──────── RECORDED DATA ────────
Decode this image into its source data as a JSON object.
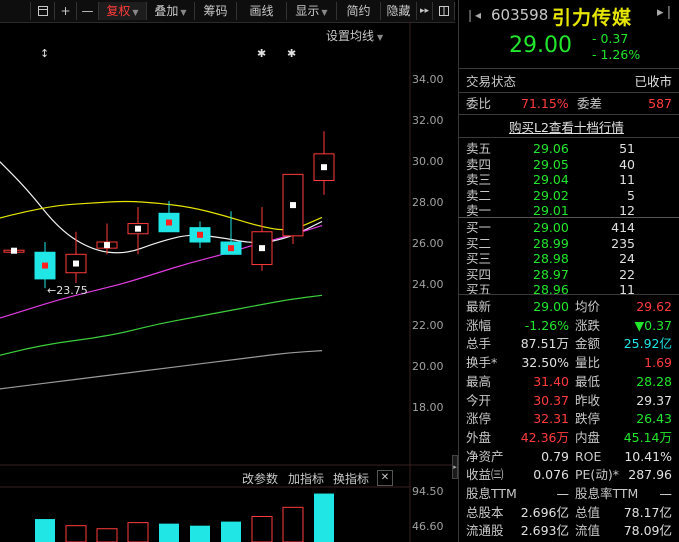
{
  "toolbar": {
    "items": [
      {
        "label": "",
        "icon": "window-copy-icon"
      },
      {
        "label": "+",
        "icon": "plus-icon"
      },
      {
        "label": "—",
        "icon": "minus-icon"
      },
      {
        "label": "复权",
        "dropdown": true,
        "active": true
      },
      {
        "label": "叠加",
        "dropdown": true
      },
      {
        "label": "筹码"
      },
      {
        "label": "画线"
      },
      {
        "label": "显示",
        "dropdown": true
      },
      {
        "label": "简约"
      },
      {
        "label": "隐藏"
      },
      {
        "label": "▸▸",
        "icon": "expand-right-icon"
      }
    ]
  },
  "chart": {
    "ma_setting": "设置均线",
    "low_marker": "←23.75",
    "star_marks": [
      "↕",
      "✱",
      "✱"
    ],
    "price_axis": [
      "34.00",
      "32.00",
      "30.00",
      "28.00",
      "26.00",
      "24.00",
      "22.00",
      "20.00",
      "18.00"
    ],
    "indicator_toolbar": {
      "change_params": "改参数",
      "add_indicator": "加指标",
      "switch_indicator": "换指标",
      "close": "✕"
    },
    "volume_axis": [
      "94.50",
      "46.60"
    ]
  },
  "chart_data": {
    "type": "candlestick",
    "y_range": [
      17,
      35
    ],
    "candles": [
      {
        "o": 25.55,
        "h": 25.7,
        "l": 25.45,
        "c": 25.6
      },
      {
        "o": 25.5,
        "h": 26.0,
        "l": 23.75,
        "c": 24.2
      },
      {
        "o": 24.5,
        "h": 26.5,
        "l": 24.0,
        "c": 25.4
      },
      {
        "o": 25.7,
        "h": 26.9,
        "l": 25.4,
        "c": 26.0
      },
      {
        "o": 26.4,
        "h": 27.7,
        "l": 25.4,
        "c": 26.9
      },
      {
        "o": 27.4,
        "h": 28.0,
        "l": 26.5,
        "c": 26.5
      },
      {
        "o": 26.7,
        "h": 27.0,
        "l": 25.7,
        "c": 26.0
      },
      {
        "o": 26.0,
        "h": 27.5,
        "l": 25.6,
        "c": 25.4
      },
      {
        "o": 24.9,
        "h": 27.7,
        "l": 24.6,
        "c": 26.5
      },
      {
        "o": 26.3,
        "h": 29.3,
        "l": 25.9,
        "c": 29.3
      },
      {
        "o": 29.0,
        "h": 31.4,
        "l": 28.3,
        "c": 30.3
      }
    ],
    "ma_lines": [
      {
        "color": "#f2f2f2",
        "points": [
          [
            0,
            30.2
          ],
          [
            1,
            28.6
          ],
          [
            2,
            26.6
          ],
          [
            3,
            25.6
          ],
          [
            4,
            25.4
          ],
          [
            5,
            26.0
          ],
          [
            6,
            26.4
          ],
          [
            7,
            26.2
          ],
          [
            8,
            25.9
          ],
          [
            9,
            26.2
          ],
          [
            10,
            27.0
          ]
        ]
      },
      {
        "color": "#e6e600",
        "points": [
          [
            0,
            27.1
          ],
          [
            1,
            27.5
          ],
          [
            2,
            27.8
          ],
          [
            3,
            27.9
          ],
          [
            4,
            28.0
          ],
          [
            5,
            27.9
          ],
          [
            6,
            27.7
          ],
          [
            7,
            27.3
          ],
          [
            8,
            26.8
          ],
          [
            9,
            26.5
          ],
          [
            10,
            27.2
          ]
        ]
      },
      {
        "color": "#e03ce0",
        "points": [
          [
            0,
            22.2
          ],
          [
            1,
            22.7
          ],
          [
            2,
            23.2
          ],
          [
            3,
            23.6
          ],
          [
            4,
            24.0
          ],
          [
            5,
            24.5
          ],
          [
            6,
            25.0
          ],
          [
            7,
            25.4
          ],
          [
            8,
            25.9
          ],
          [
            9,
            26.3
          ],
          [
            10,
            26.8
          ]
        ]
      },
      {
        "color": "#3ccf3c",
        "points": [
          [
            0,
            20.4
          ],
          [
            1,
            20.8
          ],
          [
            2,
            21.1
          ],
          [
            3,
            21.3
          ],
          [
            4,
            21.6
          ],
          [
            5,
            22.0
          ],
          [
            6,
            22.3
          ],
          [
            7,
            22.6
          ],
          [
            8,
            22.9
          ],
          [
            9,
            23.2
          ],
          [
            10,
            23.4
          ]
        ]
      },
      {
        "color": "#9a9a9a",
        "points": [
          [
            0,
            18.8
          ],
          [
            1,
            19.0
          ],
          [
            2,
            19.2
          ],
          [
            3,
            19.4
          ],
          [
            4,
            19.6
          ],
          [
            5,
            19.8
          ],
          [
            6,
            20.0
          ],
          [
            7,
            20.2
          ],
          [
            8,
            20.4
          ],
          [
            9,
            20.6
          ],
          [
            10,
            20.7
          ]
        ]
      }
    ],
    "volume_range": [
      0,
      100
    ],
    "volume": [
      {
        "v": 0,
        "up": false
      },
      {
        "v": 45,
        "up": false
      },
      {
        "v": 32,
        "up": true
      },
      {
        "v": 26,
        "up": true
      },
      {
        "v": 38,
        "up": true
      },
      {
        "v": 36,
        "up": false
      },
      {
        "v": 32,
        "up": false
      },
      {
        "v": 40,
        "up": false
      },
      {
        "v": 50,
        "up": true
      },
      {
        "v": 68,
        "up": true
      },
      {
        "v": 95,
        "up": false
      }
    ]
  },
  "quote": {
    "code": "603598",
    "name": "引力传媒",
    "price": "29.00",
    "change": "- 0.37",
    "change_pct": "- 1.26%",
    "state_label": "交易状态",
    "state_value": "已收市",
    "ratio_label": "委比",
    "ratio_value": "71.15%",
    "diff_label": "委差",
    "diff_value": "587",
    "l2_link": "购买L2查看十档行情"
  },
  "order_book": {
    "sells": [
      {
        "label": "卖五",
        "price": "29.06",
        "vol": "51"
      },
      {
        "label": "卖四",
        "price": "29.05",
        "vol": "40"
      },
      {
        "label": "卖三",
        "price": "29.04",
        "vol": "11"
      },
      {
        "label": "卖二",
        "price": "29.02",
        "vol": "5"
      },
      {
        "label": "卖一",
        "price": "29.01",
        "vol": "12"
      }
    ],
    "buys": [
      {
        "label": "买一",
        "price": "29.00",
        "vol": "414"
      },
      {
        "label": "买二",
        "price": "28.99",
        "vol": "235"
      },
      {
        "label": "买三",
        "price": "28.98",
        "vol": "24"
      },
      {
        "label": "买四",
        "price": "28.97",
        "vol": "22"
      },
      {
        "label": "买五",
        "price": "28.96",
        "vol": "11"
      }
    ]
  },
  "stats": [
    {
      "l1": "最新",
      "v1": "29.00",
      "c1": "green",
      "l2": "均价",
      "v2": "29.62",
      "c2": "red"
    },
    {
      "l1": "涨幅",
      "v1": "-1.26%",
      "c1": "green",
      "l2": "涨跌",
      "v2": "▼0.37",
      "c2": "green"
    },
    {
      "l1": "总手",
      "v1": "87.51万",
      "c1": "white",
      "l2": "金额",
      "v2": "25.92亿",
      "c2": "cyan"
    },
    {
      "l1": "换手*",
      "v1": "32.50%",
      "c1": "white",
      "l2": "量比",
      "v2": "1.69",
      "c2": "red"
    },
    {
      "l1": "最高",
      "v1": "31.40",
      "c1": "red",
      "l2": "最低",
      "v2": "28.28",
      "c2": "green"
    },
    {
      "l1": "今开",
      "v1": "30.37",
      "c1": "red",
      "l2": "昨收",
      "v2": "29.37",
      "c2": "white"
    },
    {
      "l1": "涨停",
      "v1": "32.31",
      "c1": "red",
      "l2": "跌停",
      "v2": "26.43",
      "c2": "green"
    },
    {
      "l1": "外盘",
      "v1": "42.36万",
      "c1": "red",
      "l2": "内盘",
      "v2": "45.14万",
      "c2": "green"
    },
    {
      "l1": "净资产",
      "v1": "0.79",
      "c1": "white",
      "l2": "ROE",
      "v2": "10.41%",
      "c2": "white"
    },
    {
      "l1": "收益㈢",
      "v1": "0.076",
      "c1": "white",
      "l2": "PE(动)*",
      "v2": "287.96",
      "c2": "white"
    },
    {
      "l1": "股息TTM",
      "v1": "—",
      "c1": "white",
      "l2": "股息率TTM",
      "v2": "—",
      "c2": "white"
    },
    {
      "l1": "总股本",
      "v1": "2.696亿",
      "c1": "white",
      "l2": "总值",
      "v2": "78.17亿",
      "c2": "white"
    },
    {
      "l1": "流通股",
      "v1": "2.693亿",
      "c1": "white",
      "l2": "流值",
      "v2": "78.09亿",
      "c2": "white"
    }
  ],
  "colors": {
    "up": "#ff3b3b",
    "down": "#21e6e6",
    "green": "#21e62b",
    "cyan": "#21e6e6",
    "text": "#c8c8c8"
  }
}
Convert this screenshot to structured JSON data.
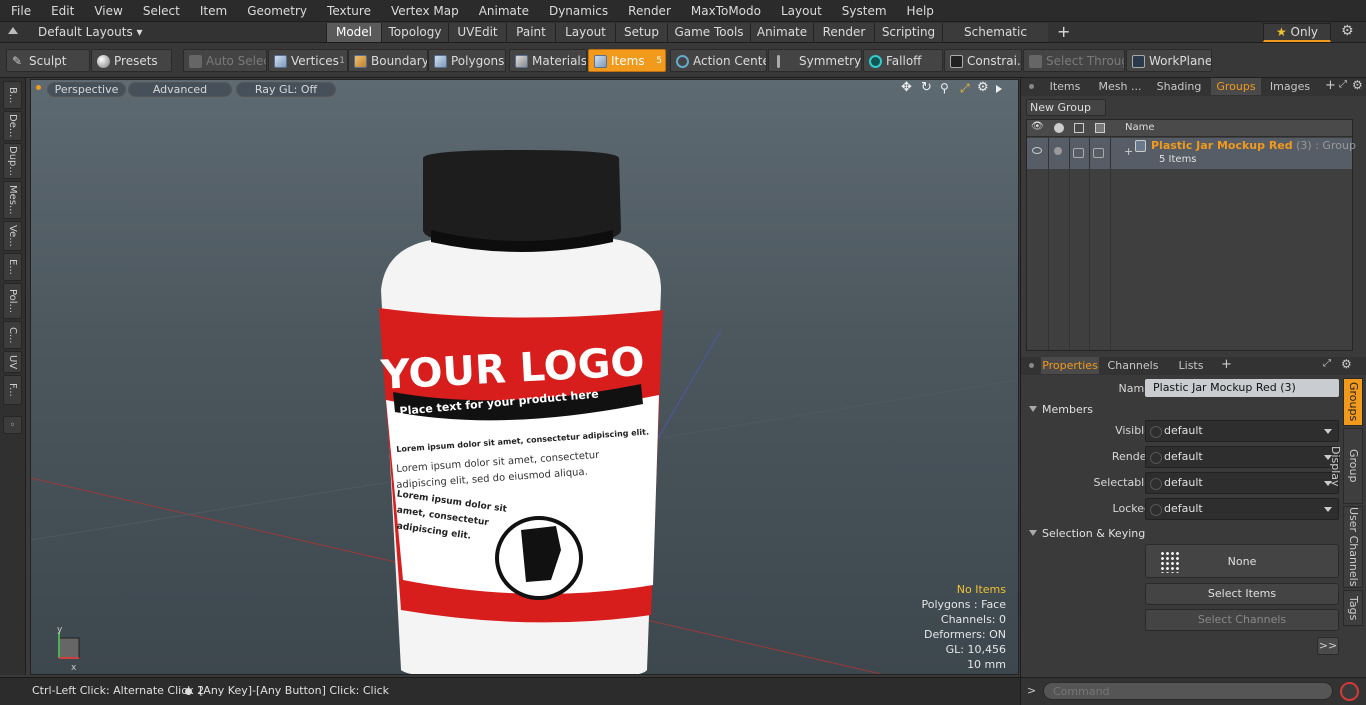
{
  "menu": [
    "File",
    "Edit",
    "View",
    "Select",
    "Item",
    "Geometry",
    "Texture",
    "Vertex Map",
    "Animate",
    "Dynamics",
    "Render",
    "MaxToModo",
    "Layout",
    "System",
    "Help"
  ],
  "layout_selector": "Default Layouts",
  "layout_tabs": [
    "Model",
    "Topology",
    "UVEdit",
    "Paint",
    "Layout",
    "Setup",
    "Game Tools",
    "Animate",
    "Render",
    "Scripting",
    "Schematic Fusion"
  ],
  "only_label": "Only",
  "toolbar": {
    "sculpt": "Sculpt",
    "presets": "Presets",
    "auto_select": "Auto Select",
    "vertices": "Vertices",
    "vertices_count": "1",
    "boundary": "Boundary",
    "polygons": "Polygons",
    "materials": "Materials",
    "items": "Items",
    "items_count": "5",
    "action_center": "Action Center",
    "symmetry": "Symmetry",
    "falloff": "Falloff",
    "constraints": "Constrai...",
    "select_through": "Select Through",
    "workplane": "WorkPlane"
  },
  "left_tabs": [
    "B...",
    "De...",
    "Dup...",
    "Mes...",
    "Ve...",
    "E...",
    "Pol...",
    "C...",
    "UV",
    "F..."
  ],
  "viewport": {
    "perspective": "Perspective",
    "advanced": "Advanced",
    "raygl": "Ray GL: Off",
    "info": {
      "no_items": "No Items",
      "polygons": "Polygons : Face",
      "channels": "Channels: 0",
      "deformers": "Deformers: ON",
      "gl": "GL: 10,456",
      "scale": "10 mm"
    },
    "jar": {
      "logo": "YOUR LOGO",
      "tagline": "Place text for your product here",
      "line1": "Lorem ipsum dolor sit amet, consectetur adipiscing elit.",
      "line2": "Lorem ipsum dolor sit amet, consectetur",
      "line3": "adipiscing elit, sed do eiusmod aliqua.",
      "line4": "Lorem ipsum dolor sit",
      "line5": "amet, consectetur",
      "line6": "adipiscing elit."
    }
  },
  "status": {
    "hint1": "Ctrl-Left Click: Alternate Click 2",
    "hint2": "[Any Key]-[Any Button] Click: Click"
  },
  "right_top": {
    "tabs": [
      "Items",
      "Mesh ...",
      "Shading",
      "Groups",
      "Images"
    ],
    "active": "Groups",
    "new_group": "New Group",
    "col_name": "Name",
    "group_name": "Plastic Jar Mockup Red",
    "group_count": "(3)",
    "group_type": ": Group",
    "group_items": "5 Items"
  },
  "right_bottom": {
    "tabs": [
      "Properties",
      "Channels",
      "Lists"
    ],
    "name_label": "Name",
    "name_value": "Plastic Jar Mockup Red (3)",
    "members": "Members",
    "rows": [
      {
        "label": "Visible",
        "value": "default"
      },
      {
        "label": "Render",
        "value": "default"
      },
      {
        "label": "Selectable",
        "value": "default"
      },
      {
        "label": "Locked",
        "value": "default"
      }
    ],
    "selection_keying": "Selection & Keying",
    "none": "None",
    "select_items": "Select Items",
    "select_channels": "Select Channels",
    "side_tabs": [
      "Groups",
      "Group Display",
      "User Channels",
      "Tags"
    ],
    "more": ">>"
  },
  "command_placeholder": "Command"
}
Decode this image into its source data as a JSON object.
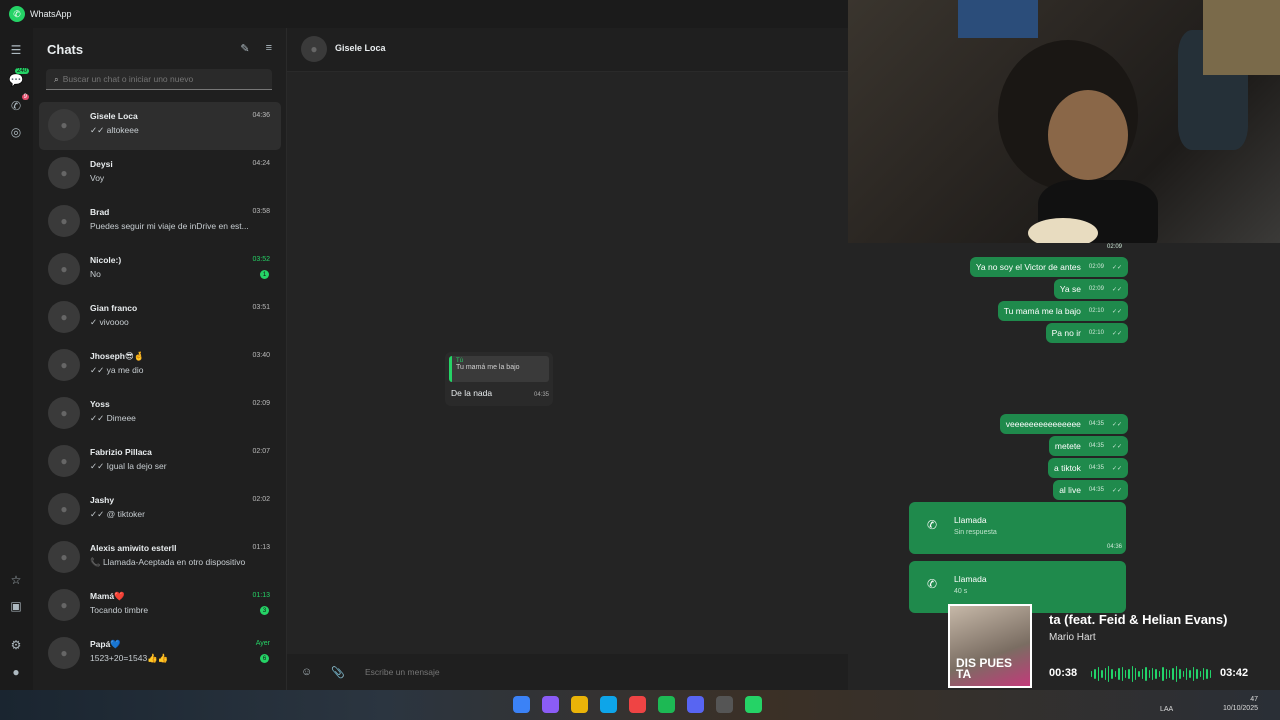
{
  "app": {
    "title": "WhatsApp"
  },
  "rail": {
    "chats_badge": "240",
    "calls_badge": "9"
  },
  "sidebar": {
    "title": "Chats",
    "search_placeholder": "Buscar un chat o iniciar uno nuevo",
    "chats": [
      {
        "name": "Gisele Loca",
        "preview": "✓✓ altokeee",
        "time": "04:36",
        "active": true
      },
      {
        "name": "Deysi",
        "preview": "Voy",
        "time": "04:24"
      },
      {
        "name": "Brad",
        "preview": "Puedes seguir mi viaje de inDrive en est...",
        "time": "03:58"
      },
      {
        "name": "Nicole:)",
        "preview": "No",
        "time": "03:52",
        "unread": "1"
      },
      {
        "name": "Gian franco",
        "preview": "✓ vivoooo",
        "time": "03:51"
      },
      {
        "name": "Jhoseph😎🤞",
        "preview": "✓✓ ya me dio",
        "time": "03:40"
      },
      {
        "name": "Yoss",
        "preview": "✓✓ Dimeee",
        "time": "02:09"
      },
      {
        "name": "Fabrizio Pillaca",
        "preview": "✓✓ Igual la dejo ser",
        "time": "02:07"
      },
      {
        "name": "Jashy",
        "preview": "✓✓ @ tiktoker",
        "time": "02:02"
      },
      {
        "name": "Alexis amiwito esterll",
        "preview": "📞 Llamada-Aceptada en otro dispositivo",
        "time": "01:13"
      },
      {
        "name": "Mamá❤️",
        "preview": "Tocando timbre",
        "time": "01:13",
        "unread": "3"
      },
      {
        "name": "Papá💙",
        "preview": "1523+20=1543👍👍",
        "time": "Ayer",
        "unread": "6"
      }
    ]
  },
  "chat": {
    "contact": "Gisele Loca",
    "reply": {
      "quoted_author": "Tú",
      "quoted_text": "Tu mamá me la bajo",
      "text": "De la nada",
      "time": "04:35"
    },
    "composer_placeholder": "Escribe un mensaje",
    "sent": [
      {
        "text": "Ya no soy el Victor de antes",
        "time": "02:09"
      },
      {
        "text": "Ya se",
        "time": "02:09"
      },
      {
        "text": "Tu mamá me la bajo",
        "time": "02:10"
      },
      {
        "text": "Pa no ir",
        "time": "02:10"
      },
      {
        "text": "veeeeeeeeeeeeeee",
        "time": "04:35"
      },
      {
        "text": "metete",
        "time": "04:35"
      },
      {
        "text": "a tiktok",
        "time": "04:35"
      },
      {
        "text": "al live",
        "time": "04:35"
      }
    ],
    "top_time": "02:09",
    "calls": [
      {
        "label": "Llamada",
        "sub": "Sin respuesta",
        "time": "04:36"
      },
      {
        "label": "Llamada",
        "sub": "40 s",
        "time": ""
      }
    ]
  },
  "player": {
    "title": "ta (feat. Feid & Helian Evans)",
    "artist": "Mario Hart",
    "elapsed": "00:38",
    "total": "03:42",
    "cover_text": "DIS PUES TA",
    "progress": 0.17
  },
  "taskbar": {
    "lang": "LAA",
    "time": "47",
    "date": "10/10/2025"
  },
  "colors": {
    "accent": "#25d366",
    "bubble_out": "#1f8a4c",
    "bg": "#1f1f1f"
  }
}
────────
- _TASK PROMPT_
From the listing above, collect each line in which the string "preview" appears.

- _RESPONSE BOX_
        "preview": "✓✓ altokeee",
        "preview": "Voy",
        "preview": "Puedes seguir mi viaje de inDrive en est...",
        "preview": "No",
        "preview": "✓ vivoooo",
        "preview": "✓✓ ya me dio",
        "preview": "✓✓ Dimeee",
        "preview": "✓✓ Igual la dejo ser",
        "preview": "✓✓ @ tiktoker",
        "preview": "📞 Llamada-Aceptada en otro dispositivo",
        "preview": "Tocando timbre",
        "preview": "1523+20=1543👍👍",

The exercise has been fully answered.